§ **Work order**:
Pull out every line in the data that has the string "JSON" in it.

§ **Material to process**:
== Segment start ==
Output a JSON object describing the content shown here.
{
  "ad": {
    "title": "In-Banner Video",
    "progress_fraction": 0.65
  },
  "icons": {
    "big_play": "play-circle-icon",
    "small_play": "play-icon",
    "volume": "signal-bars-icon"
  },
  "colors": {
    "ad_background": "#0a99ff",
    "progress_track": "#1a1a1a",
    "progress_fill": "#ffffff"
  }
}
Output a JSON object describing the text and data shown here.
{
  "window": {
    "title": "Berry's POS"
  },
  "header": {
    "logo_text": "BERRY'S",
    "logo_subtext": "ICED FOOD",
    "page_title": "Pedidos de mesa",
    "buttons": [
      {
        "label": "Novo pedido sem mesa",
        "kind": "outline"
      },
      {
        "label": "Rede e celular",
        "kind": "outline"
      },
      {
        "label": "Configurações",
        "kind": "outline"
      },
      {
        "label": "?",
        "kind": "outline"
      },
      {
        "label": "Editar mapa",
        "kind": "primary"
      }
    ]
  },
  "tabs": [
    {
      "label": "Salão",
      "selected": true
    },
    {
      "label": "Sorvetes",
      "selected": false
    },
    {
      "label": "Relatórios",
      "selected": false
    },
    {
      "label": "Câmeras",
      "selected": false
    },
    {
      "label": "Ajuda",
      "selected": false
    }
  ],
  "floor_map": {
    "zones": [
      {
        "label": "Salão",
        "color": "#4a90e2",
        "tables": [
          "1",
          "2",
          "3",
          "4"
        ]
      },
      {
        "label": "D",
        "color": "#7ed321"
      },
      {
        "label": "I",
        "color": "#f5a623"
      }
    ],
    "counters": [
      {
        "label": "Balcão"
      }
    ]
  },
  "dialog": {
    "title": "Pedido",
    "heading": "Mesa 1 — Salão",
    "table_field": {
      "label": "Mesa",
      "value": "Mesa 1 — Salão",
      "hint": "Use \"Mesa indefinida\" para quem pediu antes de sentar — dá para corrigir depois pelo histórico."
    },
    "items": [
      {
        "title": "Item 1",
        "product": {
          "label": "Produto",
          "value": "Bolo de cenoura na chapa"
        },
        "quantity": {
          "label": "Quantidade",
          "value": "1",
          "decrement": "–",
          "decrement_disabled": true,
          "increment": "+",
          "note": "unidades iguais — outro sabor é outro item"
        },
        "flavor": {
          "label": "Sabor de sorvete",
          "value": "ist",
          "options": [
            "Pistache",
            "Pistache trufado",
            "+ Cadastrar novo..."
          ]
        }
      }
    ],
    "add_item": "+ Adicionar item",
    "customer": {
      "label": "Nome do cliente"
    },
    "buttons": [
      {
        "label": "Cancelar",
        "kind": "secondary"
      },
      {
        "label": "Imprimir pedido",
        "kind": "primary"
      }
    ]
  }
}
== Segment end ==
§ **Solution for this task**:
Output a JSON object describing the content shown here.
Output a JSON object describing the text and data shown here.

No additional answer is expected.